“The case was especially serious… with the terrorists aiming to overthrow the state, to establish the so-called Dega state,” H’Yim Kdoh, deputy chair of Dak Lak People’s Committee, said according to the Tuoi Tre report.

The Dega are one of the ethnic minority groups from Vietnam’s Central Highlands, an area that has long been a hotbed of discontent over issues that include land rights.

Communist authorities refer to followers of Protestantism in the Central Highlands as “Dega Protestants” — a group seeking autonomy from the state and is linked to Montagnard political exiles in the United States.

Montagnards — the collective name for various tribes in the area — sided with the US-backed south during Vietnam’s decades-long war.

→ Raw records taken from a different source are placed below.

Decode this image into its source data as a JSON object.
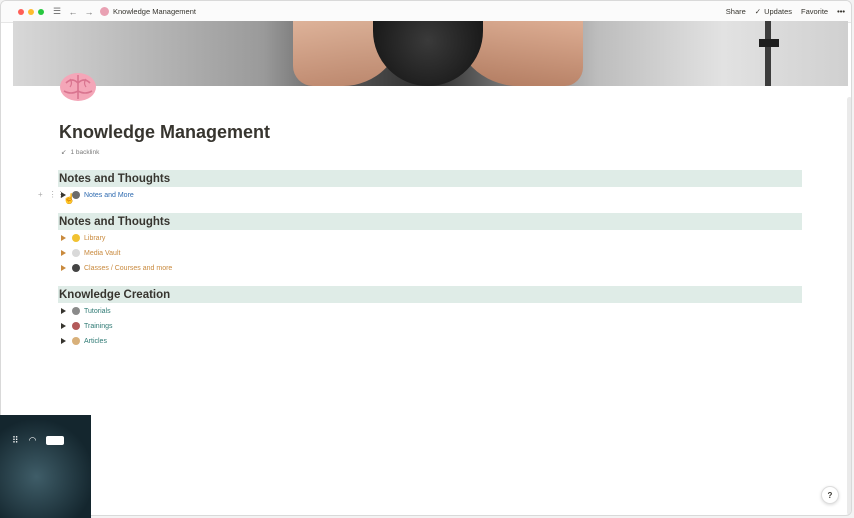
{
  "titlebar": {
    "page_title": "Knowledge Management",
    "share_label": "Share",
    "updates_label": "Updates",
    "favorite_label": "Favorite",
    "more_label": "•••",
    "dot_colors": [
      "#ff5f57",
      "#febc2e",
      "#28c840"
    ]
  },
  "page": {
    "title": "Knowledge Management",
    "backlink": "1 backlink"
  },
  "sections": [
    {
      "heading": "Notes and Thoughts",
      "items": [
        {
          "label": "Notes and More",
          "color": "#2f6bb0",
          "icon": "person-icon"
        }
      ]
    },
    {
      "heading": "Notes and Thoughts",
      "items": [
        {
          "label": "Library",
          "color": "#c98a3e",
          "icon": "smile-icon"
        },
        {
          "label": "Media Vault",
          "color": "#c98a3e",
          "icon": "disc-icon"
        },
        {
          "label": "Classes / Courses and more",
          "color": "#c98a3e",
          "icon": "graduation-icon"
        }
      ]
    },
    {
      "heading": "Knowledge Creation",
      "items": [
        {
          "label": "Tutorials",
          "color": "#2e7a74",
          "icon": "tools-icon"
        },
        {
          "label": "Trainings",
          "color": "#2e7a74",
          "icon": "weights-icon"
        },
        {
          "label": "Articles",
          "color": "#2e7a74",
          "icon": "scroll-icon"
        }
      ]
    }
  ],
  "help_label": "?"
}
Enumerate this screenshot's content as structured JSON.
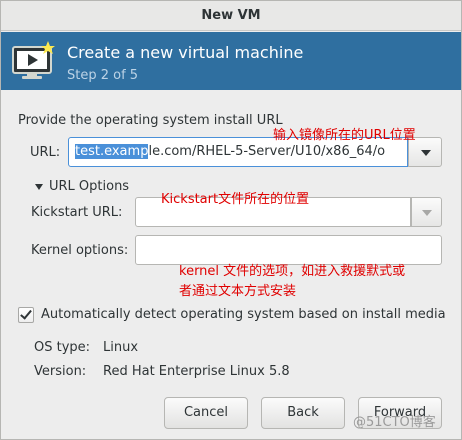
{
  "window": {
    "title": "New VM"
  },
  "banner": {
    "title": "Create a new virtual machine",
    "step": "Step 2 of 5",
    "icon": "monitor-icon"
  },
  "form": {
    "heading": "Provide the operating system install URL",
    "url_label": "URL:",
    "url_value_selected": "test.examp",
    "url_value_rest": "le.com/RHEL-5-Server/U10/x86_64/o",
    "url_options_label": "URL Options",
    "kickstart_label": "Kickstart URL:",
    "kickstart_value": "",
    "kernel_label": "Kernel options:",
    "kernel_value": "",
    "auto_detect_label": "Automatically detect operating system based on install media",
    "auto_detect_checked": true,
    "os_type_label": "OS type:",
    "os_type_value": "Linux",
    "version_label": "Version:",
    "version_value": "Red Hat Enterprise Linux 5.8"
  },
  "buttons": {
    "cancel": "Cancel",
    "back": "Back",
    "forward": "Forward"
  },
  "annotations": {
    "url": "输入镜像所在的URL位置",
    "kickstart": "Kickstart文件所在的位置",
    "kernel_line1": "kernel 文件的选项，如进入救援默式或",
    "kernel_line2": "者通过文本方式安装"
  },
  "watermark": "@51CTO博客",
  "colors": {
    "banner": "#2f6fa0",
    "annotation": "#e00000",
    "selection": "#4a90d9"
  }
}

Some are also calling for more autonomy, while others abroad advocate independence for the region.

According to Tuoi Tre, H’Yim said that during the investigation the defendants confessed to the charges, but said they had been forced into the attack.

Police confiscated a total of 23 guns and rifles, two grenades, 1,199 bullets and other explosive devices following the attacks, which they described as “barbaric and inhumane”.

The trial was scheduled for 10 days.

Punishment for terrorist offences in Vietnam can include the death penalty.

AFP